PETAL, MS (WDAM) - People in the Pine Belt are receiving unsolicited cards in the mail that promise users up to a 75 percent savings on prescriptions, but local pharmacists say that isn't realistic.
"They're basically useless at a pharmacy," said Kim Rogers, pharmacist and owner of Rogers Family Pharmacy in Petal. "I particularly will not accept those cards because they're gimmicks. They don't save the patient any money, and there are some of them on the back end that actually charge me a couple of dollars for the privilege of filling the prescription. So I just refuse to accept them."
According to the Mississippi Attorney General's Consumer Protection Division, any mail sent without a return address label, as these cards were, is a red flag. The division also said anything sent in the mail by a company without the consumer initiating contact would be questionable.
"It's a way for a people to make money because of the fact that they gather data that they're able to sell to the drug companies," Rogers said. "Your name, address, stuff like that because that's all transmitted. It's also a way they can charge us. They'll send us a bill. I got a bill in the mail recently from a company, and I'm like, 'when did I sign this contract allowing this?' Of course, they've never presented me with a contract showing me I signed it, so they just utilize all the pharmacies that list them. So we just don't fool with those type of cards."
Logistically, Rogers said it isn't possible for a card to save patients that much money on prescriptions.
"You're not going to save 75 percent, especially on brand name products," Rogers said. "If you have a brand name product that costs you $100, there's no way in the world that card's going to lower it down to $25. It's not going to lower it $75. You might save a dollar or two here and there, but most of these cards are designed to either steer a patient to certain drugstores or it's an information gathering thing for the company that issues the card. They sell the information to the drug manufacturers, and they get a little bit of money from the drug manufacturers for that computerized information."
Aside from not saving you money, Rogers said it could actually cost patients more on generic medicines.
"In most cases, that's going to cost," Rogers said. "The generic price is going to come out higher on this card than what the pharmacy is normally charging, and definitely on brand name price, you're just not going to save 75 percent.
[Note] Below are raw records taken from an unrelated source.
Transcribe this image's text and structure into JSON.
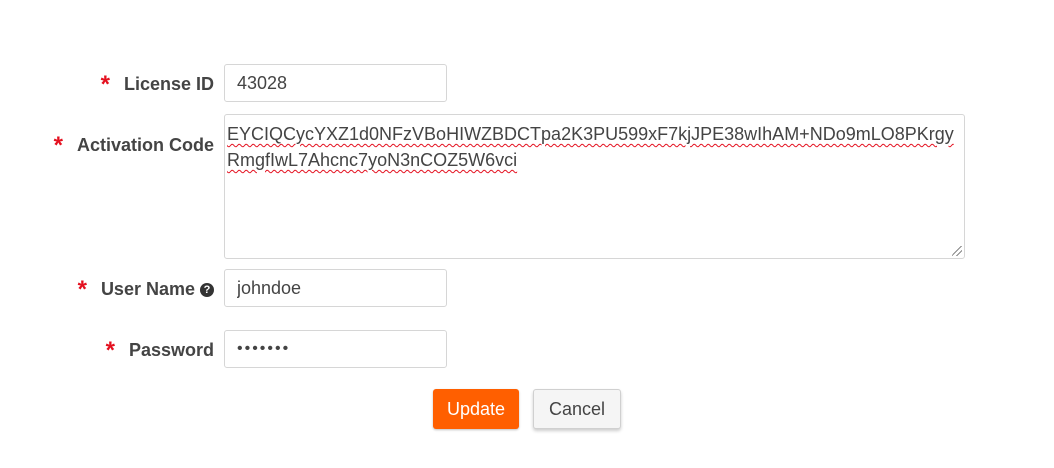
{
  "form": {
    "required_marker": "*",
    "license_id": {
      "label": "License ID",
      "value": "43028"
    },
    "activation_code": {
      "label": "Activation Code",
      "value": "EYCIQCycYXZ1d0NFzVBoHIWZBDCTpa2K3PU599xF7kjJPE38wIhAM+NDo9mLO8PKrgyRmgfIwL7Ahcnc7yoN3nCOZ5W6vci"
    },
    "user_name": {
      "label": "User Name",
      "help_icon": "question-circle-icon",
      "help_glyph": "?",
      "value": "johndoe"
    },
    "password": {
      "label": "Password",
      "masked_value": "•••••••"
    }
  },
  "actions": {
    "update_label": "Update",
    "cancel_label": "Cancel"
  },
  "colors": {
    "accent": "#ff5f00",
    "required": "#e4101f",
    "text": "#444444",
    "border": "#d6d6d6"
  }
}
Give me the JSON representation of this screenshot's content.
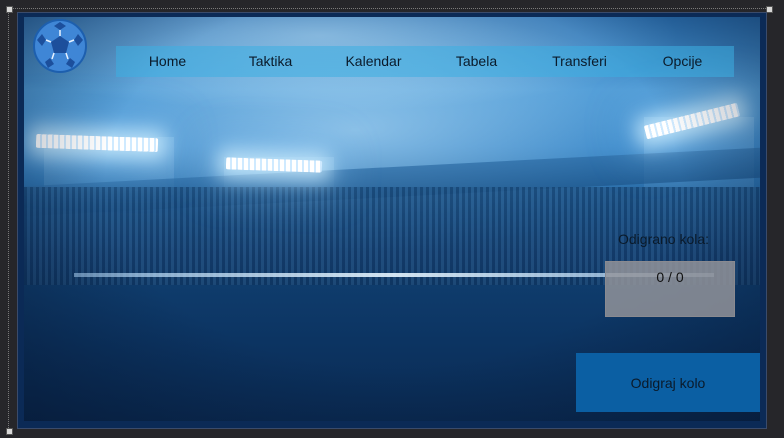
{
  "nav": {
    "items": [
      {
        "label": "Home"
      },
      {
        "label": "Taktika"
      },
      {
        "label": "Kalendar"
      },
      {
        "label": "Tabela"
      },
      {
        "label": "Transferi"
      },
      {
        "label": "Opcije"
      }
    ]
  },
  "logo": {
    "icon": "football-ball-icon"
  },
  "rounds": {
    "label": "Odigrano kola:",
    "value": "0 / 0"
  },
  "actions": {
    "play_label": "Odigraj kolo"
  },
  "colors": {
    "nav_bg": "#3cafe1",
    "button_bg": "#0b5fa3",
    "rounds_box_bg": "#96969b",
    "text": "#0a1a2a"
  }
}
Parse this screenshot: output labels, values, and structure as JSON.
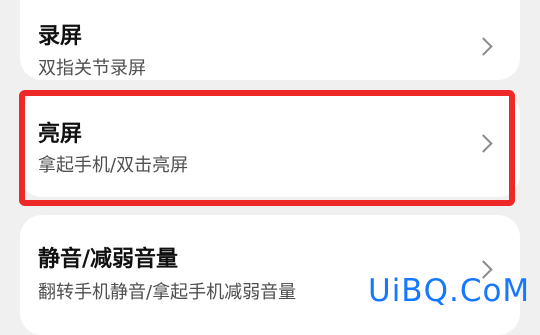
{
  "settings": {
    "items": [
      {
        "title": "录屏",
        "subtitle": "双指关节录屏"
      },
      {
        "title": "亮屏",
        "subtitle": "拿起手机/双击亮屏"
      },
      {
        "title": "静音/减弱音量",
        "subtitle": "翻转手机静音/拿起手机减弱音量"
      }
    ]
  },
  "icons": {
    "chevron": "chevron-right-icon"
  },
  "colors": {
    "highlight": "#ee2727",
    "watermark": "#1677ff",
    "background": "#f0f0f0",
    "card": "#ffffff"
  },
  "watermark": {
    "text": "UiBQ.CoM"
  }
}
Most independent drugstores like myself try to base our price on generics based on what we're actually paying for the generic, whereas some of the other pharmacy outfits will base their prices based on a percentage of the brand name. When you're not paying that much for a generic, we just price it up, mark it up accordingly. Usually when we run these cards, something that I may be charging the patient $20 for, when I run these cards, just to see what they do, they end up charging the patient $30-$40. And I'm like 'this is useless.'"
If you have any kind of insurance, you can't use these cards.
"If you have private insurance, this card's useless to you," he said." We have to charge whatever your copay is that we've contracted. If it's $10 for a generic or $25 for a brand, we have to charge that. If you're on Medicare or Medicaid, this card's useless. It can't be used in conjunction with a federal program. 15 percent of our patients now are cash customers, so theoretically, 15 percent of people could use these cards."
Rogers said the bottom line is savings cards are a way for companies to make money off of patients and pharmacies.
"The average prescription in the United States is $58-$59, so people what to save money," Rogers said. "You see this thing saying 75 percent savings. Well, like I say, if you have any type of insurance, you can't use this card in conjunction with any insurance, so there's not very many patients who are going to receive any real benefit from this. It's mainly beneficial to companies that ate issuing the cards because they can utilize it to make a little bit of money."